[Dataset rows describing interfaces]
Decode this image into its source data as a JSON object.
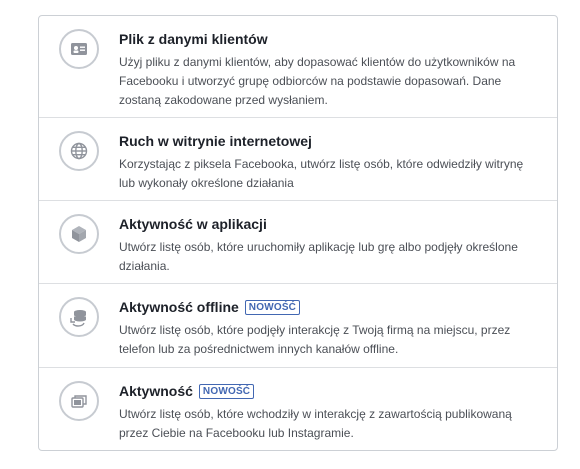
{
  "options": [
    {
      "title": "Plik z danymi klientów",
      "badge": "",
      "icon": "contact-card-icon",
      "description": "Użyj pliku z danymi klientów, aby dopasować klientów do użytkowników na Facebooku i utworzyć grupę odbiorców na podstawie dopasowań. Dane zostaną zakodowane przed wysłaniem."
    },
    {
      "title": "Ruch w witrynie internetowej",
      "badge": "",
      "icon": "globe-icon",
      "description": "Korzystając z piksela Facebooka, utwórz listę osób, które odwiedziły witrynę lub wykonały określone działania"
    },
    {
      "title": "Aktywność w aplikacji",
      "badge": "",
      "icon": "app-cube-icon",
      "description": "Utwórz listę osób, które uruchomiły aplikację lub grę albo podjęły określone działania."
    },
    {
      "title": "Aktywność offline",
      "badge": "NOWOŚĆ",
      "icon": "offline-sync-icon",
      "description": "Utwórz listę osób, które podjęły interakcję z Twoją firmą na miejscu, przez telefon lub za pośrednictwem innych kanałów offline."
    },
    {
      "title": "Aktywność",
      "badge": "NOWOŚĆ",
      "icon": "content-gallery-icon",
      "description": "Utwórz listę osób, które wchodziły w interakcję z zawartością publikowaną przez Ciebie na Facebooku lub Instagramie."
    }
  ],
  "colors": {
    "badge": "#4267b2",
    "icon": "#90949c",
    "border": "#ccd0d5"
  }
}
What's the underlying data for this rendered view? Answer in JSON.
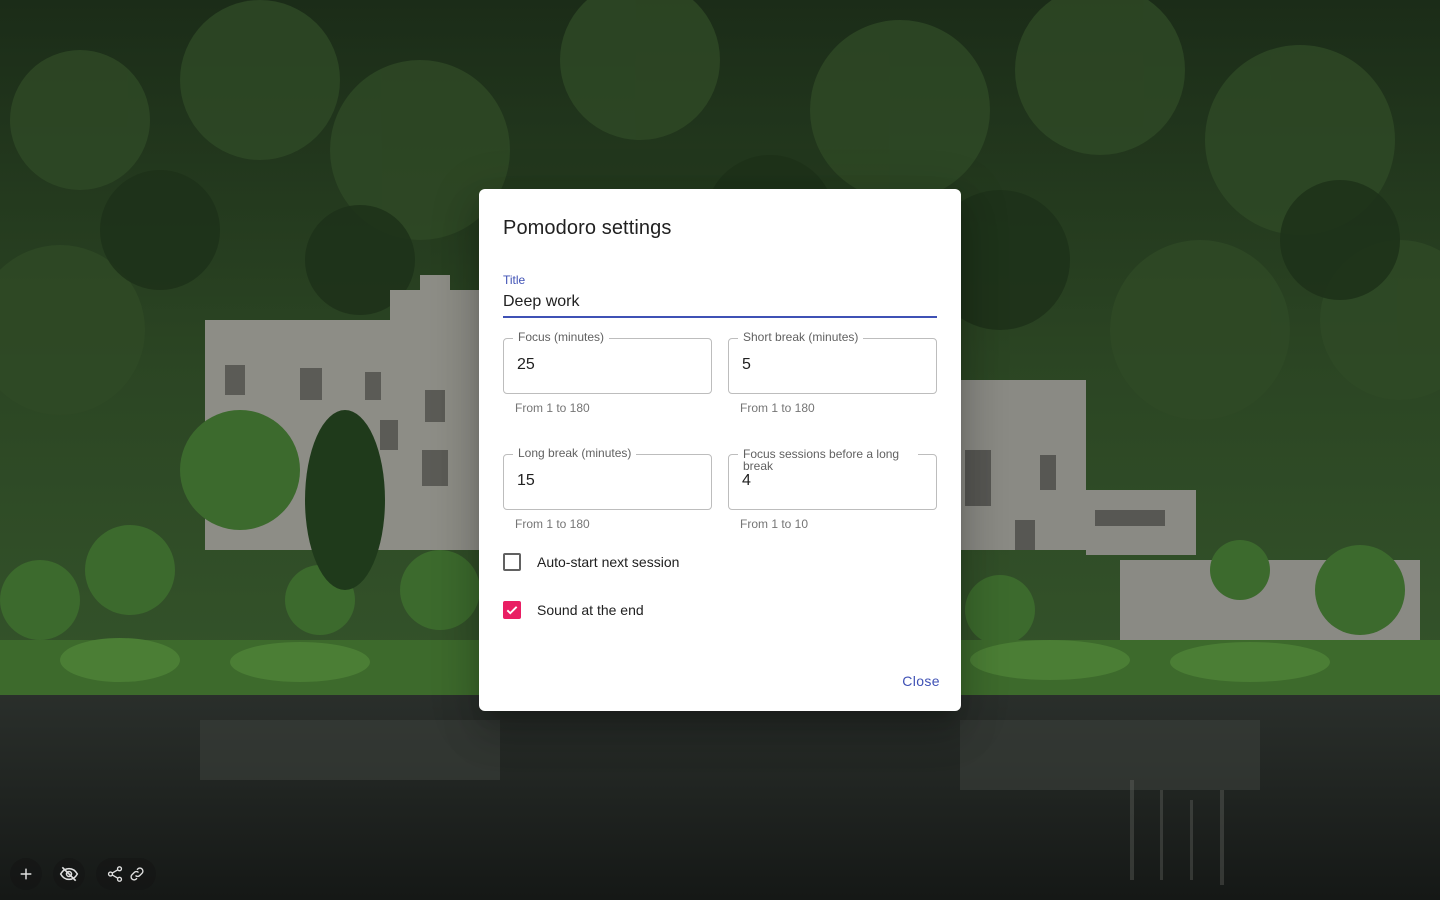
{
  "dialog": {
    "title": "Pomodoro settings",
    "title_field": {
      "label": "Title",
      "value": "Deep work"
    },
    "focus": {
      "label": "Focus (minutes)",
      "value": "25",
      "helper": "From 1 to 180"
    },
    "short_break": {
      "label": "Short break (minutes)",
      "value": "5",
      "helper": "From 1 to 180"
    },
    "long_break": {
      "label": "Long break (minutes)",
      "value": "15",
      "helper": "From 1 to 180"
    },
    "sessions": {
      "label": "Focus sessions before a long break",
      "value": "4",
      "helper": "From 1 to 10"
    },
    "auto_start": {
      "label": "Auto-start next session",
      "checked": false
    },
    "sound": {
      "label": "Sound at the end",
      "checked": true
    },
    "close_label": "Close"
  },
  "toolbar": {
    "add_icon": "plus-icon",
    "hide_icon": "eye-off-icon",
    "share_icons": [
      "share-icon",
      "link-icon"
    ]
  },
  "colors": {
    "primary": "#3f51b5",
    "accent": "#e91e63"
  }
}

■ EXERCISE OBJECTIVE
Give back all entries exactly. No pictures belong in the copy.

■ SOLUTION TO THIS PROBLEM
Decode this image into its source data as a JSON object.
{
  "options": [
    {
      "title": "Plik z danymi klientów",
      "badge": "",
      "icon": "contact-card-icon",
      "description": "Użyj pliku z danymi klientów, aby dopasować klientów do użytkowników na Facebooku i utworzyć grupę odbiorców na podstawie dopasowań. Dane zostaną zakodowane przed wysłaniem."
    },
    {
      "title": "Ruch w witrynie internetowej",
      "badge": "",
      "icon": "globe-icon",
      "description": "Korzystając z piksela Facebooka, utwórz listę osób, które odwiedziły witrynę lub wykonały określone działania"
    },
    {
      "title": "Aktywność w aplikacji",
      "badge": "",
      "icon": "app-cube-icon",
      "description": "Utwórz listę osób, które uruchomiły aplikację lub grę albo podjęły określone działania."
    },
    {
      "title": "Aktywność offline",
      "badge": "NOWOŚĆ",
      "icon": "offline-sync-icon",
      "description": "Utwórz listę osób, które podjęły interakcję z Twoją firmą na miejscu, przez telefon lub za pośrednictwem innych kanałów offline."
    },
    {
      "title": "Aktywność",
      "badge": "NOWOŚĆ",
      "icon": "content-gallery-icon",
      "description": "Utwórz listę osób, które wchodziły w interakcję z zawartością publikowaną przez Ciebie na Facebooku lub Instagramie."
    }
  ],
  "colors": {
    "badge": "#4267b2",
    "icon": "#90949c",
    "border": "#ccd0d5"
  }
}
What's the underlying data for this rendered view? Answer in JSON.
{
  "dialog": {
    "title": "Pomodoro settings",
    "title_field": {
      "label": "Title",
      "value": "Deep work"
    },
    "focus": {
      "label": "Focus (minutes)",
      "value": "25",
      "helper": "From 1 to 180"
    },
    "short_break": {
      "label": "Short break (minutes)",
      "value": "5",
      "helper": "From 1 to 180"
    },
    "long_break": {
      "label": "Long break (minutes)",
      "value": "15",
      "helper": "From 1 to 180"
    },
    "sessions": {
      "label": "Focus sessions before a long break",
      "value": "4",
      "helper": "From 1 to 10"
    },
    "auto_start": {
      "label": "Auto-start next session",
      "checked": false
    },
    "sound": {
      "label": "Sound at the end",
      "checked": true
    },
    "close_label": "Close"
  },
  "toolbar": {
    "add_icon": "plus-icon",
    "hide_icon": "eye-off-icon",
    "share_icons": [
      "share-icon",
      "link-icon"
    ]
  },
  "colors": {
    "primary": "#3f51b5",
    "accent": "#e91e63"
  }
}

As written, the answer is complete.